● **Activity**
Return each line below holding the string "dropmypc".
━━ Record excerpts ━━
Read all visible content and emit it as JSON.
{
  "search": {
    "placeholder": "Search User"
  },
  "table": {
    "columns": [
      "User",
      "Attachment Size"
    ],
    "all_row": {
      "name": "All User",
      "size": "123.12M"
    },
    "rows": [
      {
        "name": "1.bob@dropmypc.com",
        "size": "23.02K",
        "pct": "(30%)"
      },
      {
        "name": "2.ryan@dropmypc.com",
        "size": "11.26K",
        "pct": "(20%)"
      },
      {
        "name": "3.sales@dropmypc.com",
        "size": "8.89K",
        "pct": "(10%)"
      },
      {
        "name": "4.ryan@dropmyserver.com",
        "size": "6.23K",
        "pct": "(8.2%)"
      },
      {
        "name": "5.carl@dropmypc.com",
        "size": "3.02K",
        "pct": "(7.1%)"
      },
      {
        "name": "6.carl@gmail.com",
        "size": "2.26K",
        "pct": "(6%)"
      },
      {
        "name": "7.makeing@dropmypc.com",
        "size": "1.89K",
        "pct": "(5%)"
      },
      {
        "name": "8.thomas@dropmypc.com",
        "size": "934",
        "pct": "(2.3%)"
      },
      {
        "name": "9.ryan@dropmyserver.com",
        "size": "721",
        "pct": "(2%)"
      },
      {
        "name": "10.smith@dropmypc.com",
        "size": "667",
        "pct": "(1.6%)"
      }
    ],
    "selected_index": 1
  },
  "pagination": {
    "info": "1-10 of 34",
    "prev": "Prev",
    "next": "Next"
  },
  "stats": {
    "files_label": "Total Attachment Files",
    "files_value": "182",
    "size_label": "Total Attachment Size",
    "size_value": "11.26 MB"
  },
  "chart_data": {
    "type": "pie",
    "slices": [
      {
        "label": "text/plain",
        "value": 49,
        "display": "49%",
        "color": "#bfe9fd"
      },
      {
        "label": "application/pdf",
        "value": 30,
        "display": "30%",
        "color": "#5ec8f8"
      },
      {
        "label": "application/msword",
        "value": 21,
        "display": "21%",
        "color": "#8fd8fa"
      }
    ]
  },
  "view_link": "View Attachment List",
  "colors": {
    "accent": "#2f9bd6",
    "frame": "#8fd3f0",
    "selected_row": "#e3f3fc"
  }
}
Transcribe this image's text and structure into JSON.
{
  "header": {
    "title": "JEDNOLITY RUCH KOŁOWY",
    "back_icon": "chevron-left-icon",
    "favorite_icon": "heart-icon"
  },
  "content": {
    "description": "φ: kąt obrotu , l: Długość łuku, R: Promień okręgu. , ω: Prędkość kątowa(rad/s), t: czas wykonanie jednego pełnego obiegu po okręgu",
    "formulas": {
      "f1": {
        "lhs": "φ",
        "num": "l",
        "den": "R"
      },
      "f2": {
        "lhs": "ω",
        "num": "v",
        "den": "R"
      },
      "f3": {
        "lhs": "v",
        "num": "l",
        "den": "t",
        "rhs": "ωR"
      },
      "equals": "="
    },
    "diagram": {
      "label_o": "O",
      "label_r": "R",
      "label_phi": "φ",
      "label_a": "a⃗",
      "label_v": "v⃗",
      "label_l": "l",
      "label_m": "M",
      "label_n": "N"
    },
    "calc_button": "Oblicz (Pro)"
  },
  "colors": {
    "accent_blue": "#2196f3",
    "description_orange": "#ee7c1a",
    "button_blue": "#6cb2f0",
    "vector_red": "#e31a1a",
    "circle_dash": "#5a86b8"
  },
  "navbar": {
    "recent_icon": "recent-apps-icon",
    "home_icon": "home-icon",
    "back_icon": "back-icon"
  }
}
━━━
● **Your response**
        "name": "1.bob@dropmypc.com",
        "name": "2.ryan@dropmypc.com",
        "name": "3.sales@dropmypc.com",
        "name": "5.carl@dropmypc.com",
        "name": "7.makeing@dropmypc.com",
        "name": "8.thomas@dropmypc.com",
        "name": "10.smith@dropmypc.com",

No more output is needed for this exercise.